Editorial: Other universities need to start following UC’s lead in the fight for Dreamers
Oct. 2, 2019 10:26 pm
A dream is just a dream until you make it a reality.
But sometimes making a reality includes suing the federal government in court.
The University of California filed a brief Friday challenging the removal of the Deferred Action for Childhood Arrivals program, which stated the Donald Trump administration’s decision was illegal and without valid cause. This brief marks yet another move by the UC to challenge the Trump administration in court on this issue – and according to UC President Janet Napolitano, it will not be the last one.
Napolitano said the UC does not take suing the federal government lightly. But of all the times for a public institution to step up for its students, it’s now – and the UC knows it.
All the while, other universities haven’t caught on.
While the UC has been doing righteous work in supporting these students, they are not the only ones who should be doing so. Public universities across the nation have a responsibility to their students to fight back against an administration dead set on denying Dreamers an education promised to them. DACA students are often part of an academic backbone of public universities – and these behemoths of academia often have the power and resources their students lack access to.
This should be a win-win – for Dreamers and their universities alike.
Since the initial attack on DACA, Princeton University is the only other university in the nation that has sued the U.S. Department of Homeland Security outside of the UC. In a joint suit with Microsoft, Princeton sued on behalf of an undergraduate plaintiff, claiming that Homeland Security had acted unlawfully in rescinding the DACA program.
And they won.
That’s the thing – universities are winning these battles.
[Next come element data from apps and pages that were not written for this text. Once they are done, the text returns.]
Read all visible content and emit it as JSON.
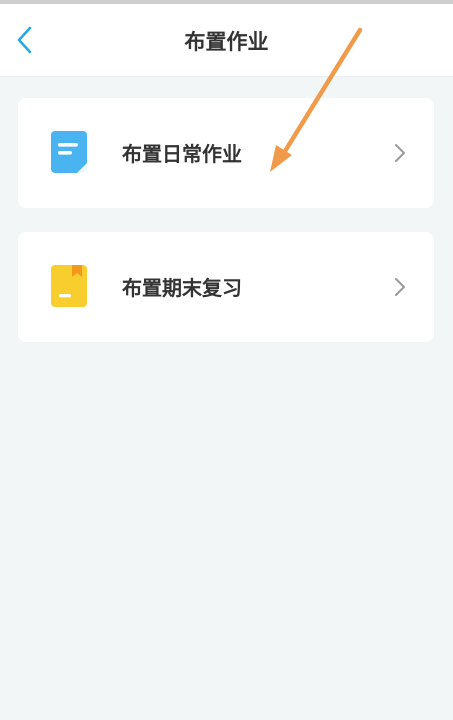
{
  "header": {
    "title": "布置作业",
    "back_icon": "chevron-left-icon"
  },
  "menu": {
    "items": [
      {
        "label": "布置日常作业",
        "icon": "document-icon",
        "icon_color": "#4ab4f0"
      },
      {
        "label": "布置期末复习",
        "icon": "book-icon",
        "icon_color": "#f8cd2e"
      }
    ]
  },
  "colors": {
    "accent": "#27a9e1",
    "annotation_arrow": "#f09a4a",
    "background": "#f3f6f7"
  }
}
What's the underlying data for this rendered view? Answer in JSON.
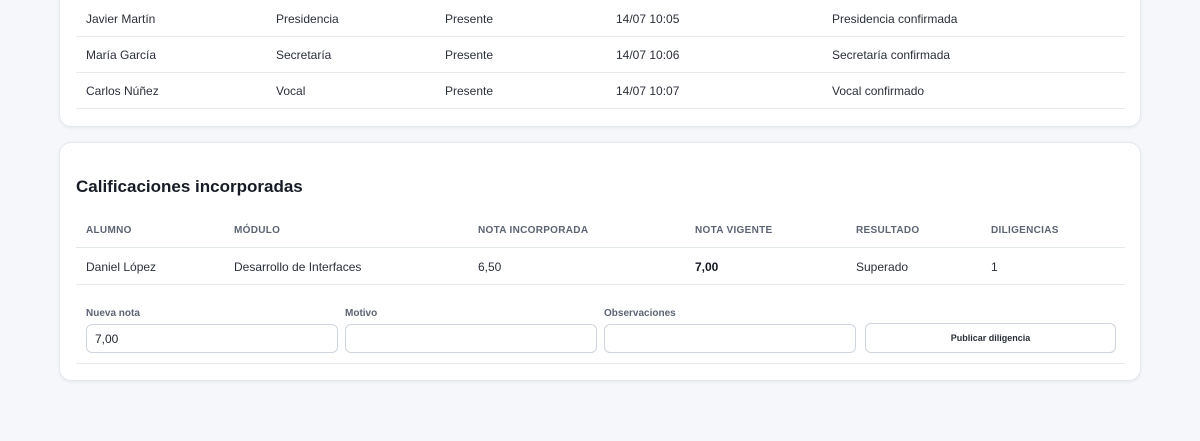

And whether it be a lucky streak or a larger pattern, it’s a risk worth taking to defend Dreamers from all over the U.S.
The University of California has the luxury of being one of the largest public universities in the nation, with about 4,000 undocumented students among its ranks.
It makes sense that these public universities often hold substantial undocumented populations – they are often the only feasible option for in-state students. That being said, undocumented and DACA students are often a hefty chunk of the student population we invest in through state taxes. Meanwhile, these students work to benefit themselves academically, and in doing so, they benefit the community around them with their skillsets.
Unfortunately, where they call home often creates long-term difficulties – but that doesn’t mean universities should perpetuate these roadblocks. Instead, they should provide a platform for students to thrive despite their circumstances.
If these universities don’t want to help students for economic or academic motives at the end of the day, they should at least do so as a reflection of their institutional moral compass.
There are about 700,000 DACA students in the nation. That means this affects everyone – regardless of the local economy or a student’s contribution to the public university system. These students deserve university support simply because they’re under attack, and these universities have the resources to help.
Dreamers should be busy making their education a reality, not fighting legal battles with lackluster resources.
In order to help these students, campuses nationwide need to finally wake up.